**PROBLEM REQUIREMENTS:**
Exactly reproduce the lines from the line that has "Enumerate this screenshot's" down to the last line of the entries, inclusive.

**MATERIAL SUPPLIED:**
--------------------------------

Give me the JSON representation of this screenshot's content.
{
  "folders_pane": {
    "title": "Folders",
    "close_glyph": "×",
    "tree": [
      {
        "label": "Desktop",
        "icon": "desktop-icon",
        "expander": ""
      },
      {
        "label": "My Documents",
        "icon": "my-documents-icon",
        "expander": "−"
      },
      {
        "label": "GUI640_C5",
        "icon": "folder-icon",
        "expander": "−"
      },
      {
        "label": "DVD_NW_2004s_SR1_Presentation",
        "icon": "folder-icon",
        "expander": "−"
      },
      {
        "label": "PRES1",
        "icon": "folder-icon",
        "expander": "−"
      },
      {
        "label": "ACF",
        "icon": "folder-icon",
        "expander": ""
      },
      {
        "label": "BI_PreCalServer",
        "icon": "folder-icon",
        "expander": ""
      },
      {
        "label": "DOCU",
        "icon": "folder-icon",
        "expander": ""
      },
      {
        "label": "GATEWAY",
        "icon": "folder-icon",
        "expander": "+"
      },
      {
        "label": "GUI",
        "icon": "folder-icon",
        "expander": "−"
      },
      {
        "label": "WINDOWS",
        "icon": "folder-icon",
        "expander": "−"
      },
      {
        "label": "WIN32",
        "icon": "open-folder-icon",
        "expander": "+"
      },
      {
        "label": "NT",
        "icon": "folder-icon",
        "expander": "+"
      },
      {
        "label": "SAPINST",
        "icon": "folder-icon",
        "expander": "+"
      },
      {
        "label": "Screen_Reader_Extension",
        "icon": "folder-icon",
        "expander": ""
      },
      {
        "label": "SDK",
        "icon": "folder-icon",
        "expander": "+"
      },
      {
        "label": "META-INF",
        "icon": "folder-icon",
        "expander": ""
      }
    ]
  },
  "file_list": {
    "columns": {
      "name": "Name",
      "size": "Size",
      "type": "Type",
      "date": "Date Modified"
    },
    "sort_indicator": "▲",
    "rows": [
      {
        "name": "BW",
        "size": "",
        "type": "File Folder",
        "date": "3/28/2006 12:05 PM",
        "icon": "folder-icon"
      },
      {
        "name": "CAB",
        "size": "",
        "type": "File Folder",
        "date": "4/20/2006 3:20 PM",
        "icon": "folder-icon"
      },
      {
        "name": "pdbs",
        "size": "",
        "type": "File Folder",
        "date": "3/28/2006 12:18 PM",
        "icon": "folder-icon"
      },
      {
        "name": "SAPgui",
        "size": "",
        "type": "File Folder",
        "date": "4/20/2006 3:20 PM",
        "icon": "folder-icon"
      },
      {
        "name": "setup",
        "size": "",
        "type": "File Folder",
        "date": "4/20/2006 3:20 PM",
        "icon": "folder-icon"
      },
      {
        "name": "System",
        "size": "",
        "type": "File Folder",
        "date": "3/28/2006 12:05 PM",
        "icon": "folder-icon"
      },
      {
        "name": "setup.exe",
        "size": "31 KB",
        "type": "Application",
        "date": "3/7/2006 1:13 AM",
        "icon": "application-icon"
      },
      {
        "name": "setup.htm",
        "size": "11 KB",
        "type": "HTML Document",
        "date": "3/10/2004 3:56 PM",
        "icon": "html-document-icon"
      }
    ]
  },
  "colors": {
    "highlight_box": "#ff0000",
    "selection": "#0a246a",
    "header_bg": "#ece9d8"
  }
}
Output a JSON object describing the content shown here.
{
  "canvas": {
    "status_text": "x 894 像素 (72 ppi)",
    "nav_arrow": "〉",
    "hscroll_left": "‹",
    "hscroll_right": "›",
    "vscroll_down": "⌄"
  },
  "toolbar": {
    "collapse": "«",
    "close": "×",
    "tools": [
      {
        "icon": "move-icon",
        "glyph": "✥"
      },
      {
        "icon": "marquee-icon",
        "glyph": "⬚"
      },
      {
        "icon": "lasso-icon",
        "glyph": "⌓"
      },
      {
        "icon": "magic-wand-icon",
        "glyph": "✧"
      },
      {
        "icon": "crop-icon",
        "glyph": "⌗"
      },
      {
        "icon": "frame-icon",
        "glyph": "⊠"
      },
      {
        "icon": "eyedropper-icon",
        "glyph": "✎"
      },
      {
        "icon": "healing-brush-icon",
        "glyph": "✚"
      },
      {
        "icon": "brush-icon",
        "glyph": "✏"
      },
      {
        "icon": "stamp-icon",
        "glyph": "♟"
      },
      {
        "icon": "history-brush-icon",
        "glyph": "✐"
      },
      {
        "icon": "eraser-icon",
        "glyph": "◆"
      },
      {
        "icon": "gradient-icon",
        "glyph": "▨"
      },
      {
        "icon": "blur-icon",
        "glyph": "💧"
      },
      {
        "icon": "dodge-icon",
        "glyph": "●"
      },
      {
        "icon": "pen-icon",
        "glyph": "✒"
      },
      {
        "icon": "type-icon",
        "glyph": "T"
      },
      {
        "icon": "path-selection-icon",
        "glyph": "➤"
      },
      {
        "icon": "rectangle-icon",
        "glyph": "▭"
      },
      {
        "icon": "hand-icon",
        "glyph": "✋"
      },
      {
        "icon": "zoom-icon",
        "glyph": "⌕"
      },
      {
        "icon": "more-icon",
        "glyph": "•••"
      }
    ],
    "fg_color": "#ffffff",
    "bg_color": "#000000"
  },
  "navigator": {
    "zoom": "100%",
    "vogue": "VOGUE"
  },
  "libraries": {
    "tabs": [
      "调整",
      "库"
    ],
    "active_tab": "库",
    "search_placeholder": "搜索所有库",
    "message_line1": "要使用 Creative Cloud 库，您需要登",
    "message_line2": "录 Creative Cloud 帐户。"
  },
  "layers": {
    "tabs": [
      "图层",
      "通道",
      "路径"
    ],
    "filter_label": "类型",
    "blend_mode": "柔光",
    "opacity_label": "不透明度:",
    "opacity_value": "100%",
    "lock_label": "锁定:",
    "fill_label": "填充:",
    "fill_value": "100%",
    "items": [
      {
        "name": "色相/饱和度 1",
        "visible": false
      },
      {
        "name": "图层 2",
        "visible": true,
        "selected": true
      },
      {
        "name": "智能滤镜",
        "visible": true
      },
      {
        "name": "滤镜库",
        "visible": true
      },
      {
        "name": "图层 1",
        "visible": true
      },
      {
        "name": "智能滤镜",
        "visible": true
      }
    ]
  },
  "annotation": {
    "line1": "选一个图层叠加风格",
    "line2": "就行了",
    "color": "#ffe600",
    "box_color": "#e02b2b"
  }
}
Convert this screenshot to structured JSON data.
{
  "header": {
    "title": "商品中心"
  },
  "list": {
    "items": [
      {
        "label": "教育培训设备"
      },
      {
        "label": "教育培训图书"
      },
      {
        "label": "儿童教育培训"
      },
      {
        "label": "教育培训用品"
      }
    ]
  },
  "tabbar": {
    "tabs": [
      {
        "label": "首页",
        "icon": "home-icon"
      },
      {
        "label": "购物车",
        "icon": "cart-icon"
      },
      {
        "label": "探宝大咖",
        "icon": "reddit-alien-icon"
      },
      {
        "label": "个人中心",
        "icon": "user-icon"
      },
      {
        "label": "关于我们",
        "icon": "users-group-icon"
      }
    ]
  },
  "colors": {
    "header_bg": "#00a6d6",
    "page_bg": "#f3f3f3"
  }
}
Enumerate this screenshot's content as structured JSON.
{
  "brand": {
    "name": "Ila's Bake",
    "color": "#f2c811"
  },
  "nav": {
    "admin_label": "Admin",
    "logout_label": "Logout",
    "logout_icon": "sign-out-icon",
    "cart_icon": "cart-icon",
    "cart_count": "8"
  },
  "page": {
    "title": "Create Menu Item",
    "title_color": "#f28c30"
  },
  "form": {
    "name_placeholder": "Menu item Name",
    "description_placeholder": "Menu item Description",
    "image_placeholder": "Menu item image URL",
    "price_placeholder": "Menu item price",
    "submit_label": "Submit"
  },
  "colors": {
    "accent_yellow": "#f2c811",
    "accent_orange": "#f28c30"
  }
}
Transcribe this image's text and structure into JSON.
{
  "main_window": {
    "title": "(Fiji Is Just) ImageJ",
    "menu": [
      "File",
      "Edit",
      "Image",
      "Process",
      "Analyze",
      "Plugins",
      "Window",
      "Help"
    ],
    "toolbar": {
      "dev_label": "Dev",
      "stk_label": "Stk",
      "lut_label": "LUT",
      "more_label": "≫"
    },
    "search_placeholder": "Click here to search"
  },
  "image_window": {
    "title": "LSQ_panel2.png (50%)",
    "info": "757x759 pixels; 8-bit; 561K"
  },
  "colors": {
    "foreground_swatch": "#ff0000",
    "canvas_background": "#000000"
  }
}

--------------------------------

**YOUR SOLUTION:**
Enumerate this screenshot's content as structured JSON.
{
  "brand": {
    "name": "Ila's Bake",
    "color": "#f2c811"
  },
  "nav": {
    "admin_label": "Admin",
    "logout_label": "Logout",
    "logout_icon": "sign-out-icon",
    "cart_icon": "cart-icon",
    "cart_count": "8"
  },
  "page": {
    "title": "Create Menu Item",
    "title_color": "#f28c30"
  },
  "form": {
    "name_placeholder": "Menu item Name",
    "description_placeholder": "Menu item Description",
    "image_placeholder": "Menu item image URL",
    "price_placeholder": "Menu item price",
    "submit_label": "Submit"
  },
  "colors": {
    "accent_yellow": "#f2c811",
    "accent_orange": "#f28c30"
  }
}
Transcribe this image's text and structure into JSON.
{
  "main_window": {
    "title": "(Fiji Is Just) ImageJ",
    "menu": [
      "File",
      "Edit",
      "Image",
      "Process",
      "Analyze",
      "Plugins",
      "Window",
      "Help"
    ],
    "toolbar": {
      "dev_label": "Dev",
      "stk_label": "Stk",
      "lut_label": "LUT",
      "more_label": "≫"
    },
    "search_placeholder": "Click here to search"
  },
  "image_window": {
    "title": "LSQ_panel2.png (50%)",
    "info": "757x759 pixels; 8-bit; 561K"
  },
  "colors": {
    "foreground_swatch": "#ff0000",
    "canvas_background": "#000000"
  }
}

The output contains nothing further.